  • I walk out. Yup–I do it. If it’s cutting into my time, it’s not productive, and I think it’s draining my day, I excuse myself. I usually leave half hr. gaps between meetings in order to travel or clear my head, but sometimes, I just leave a really unproductive one and move on. Even if I don’t have another appointment, I just leave.
  • I quit apologizing for turning someone down. If it’s something I want to do, I reschedule, but sometimes, I simply say, “thanks but no thanks” and move on.
  • I’ve started saying no. My mantra of being less generous with my time is going well, three months in, and I’ve gone to a few meetings and come out thinking, “well, what the hell did i just do that for?” If I can’t come up with a good reason, I don’t go back. I don’t care how good the snacks are. Odds are, I can make something better anyway. The projects I can think of that I walked away from aren’t really causing me to lose sleep, nor am I filled with regret about backing out. 
  • I’ve stopped taking most meetings later in the week. I’m pooped. The odds that I say or do something totally dumb increases. Is there still an occasional Friday afternoon meeting that can’t be avoided, sure. But for the most part, I’ve started to schedule my calendar to avoid those later afternoon, late week meetings. 

When I’m the one asking for a meeting, I do the following (grad students, listen/read up!!!)

  • I send an agenda–sometimes it’s detailed, sometimes it’s bullet points
  • I send any supporting documentation that needs to be discussed or reviewed.
  • I stipulate a time frame.
  • I’m on time, even if no one else is.
  • I end on time. (or early)
  • I don’t overdo the small talk. We’ve got shit to do.
  • I dominate to steer the conversation if I need too.
  • I’m not afraid to wrap things up and/or follow up via email if there are unresolved items. Sometimes, you are doing good work and you do run out of time, take it to technology to help you out, but don’t be annoying. 
  • I keep notes for later.

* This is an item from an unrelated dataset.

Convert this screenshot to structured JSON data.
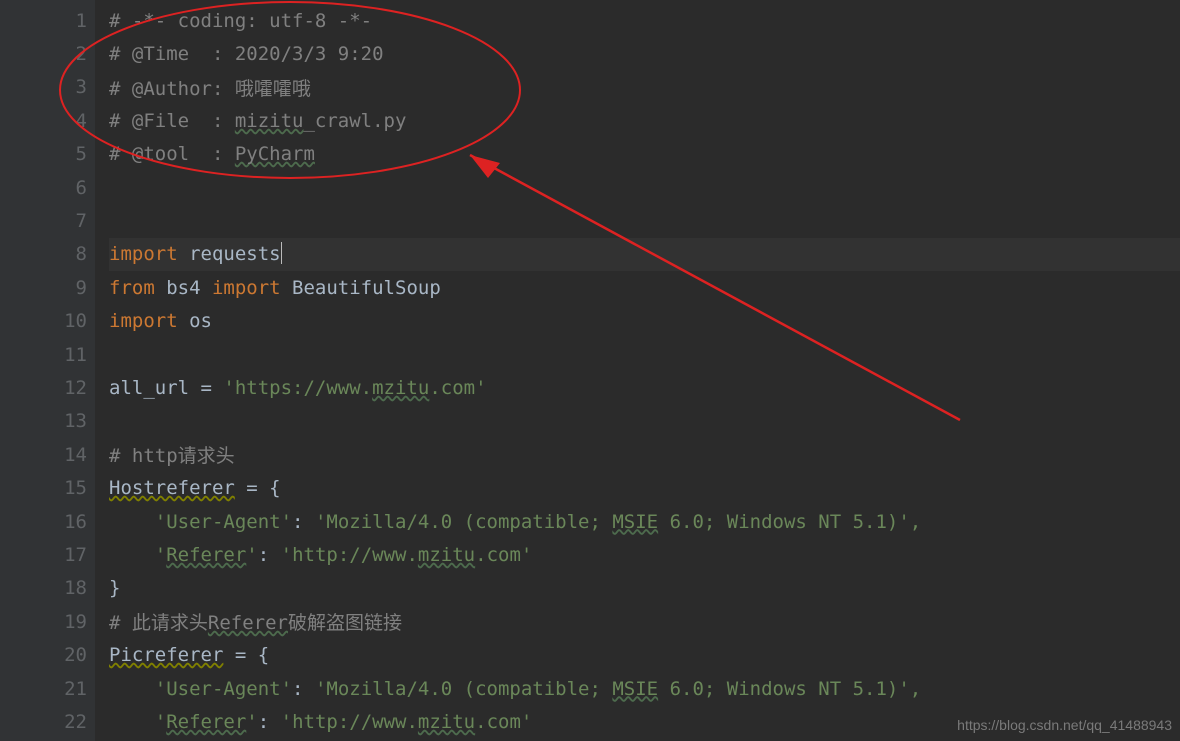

If it is a good meeting and there’s a lot of good stuff going on, I need to revisit it. Others will also want a synopsis as well, this is a great way to help your brain recall it and others will appreciate it.
  • I stay off technology (unless it’s via skype) meaning, no emailing, facebooking, etc…I wanted an hour from you, I’m going to be respectful of it.

What would you add or delete to the list? How would you tell other new faculty or grad students to begin managing their meeting mantra now before it gets ahead of them like laundry? How do you deal with the time suck part of your professional life that can also be called “meetings?”

Tagged , , , , , , ,

One thought on “Death by Chocolate? How About Death by Meeting?

  1. Ellen says:

    Awesome checklists – I abhor meetings!

Leave a Reply

Fill in your details below or click an icon to log in: Logo

You are commenting using your account. Log Out / Change )

Twitter picture

You are commenting using your Twitter account. Log Out / Change )

Facebook photo

You are commenting using your Facebook account. Log Out / Change )

Google+ photo

You are commenting using your Google+ account. Log Out / Change )

Connecting to %s

%d bloggers like this: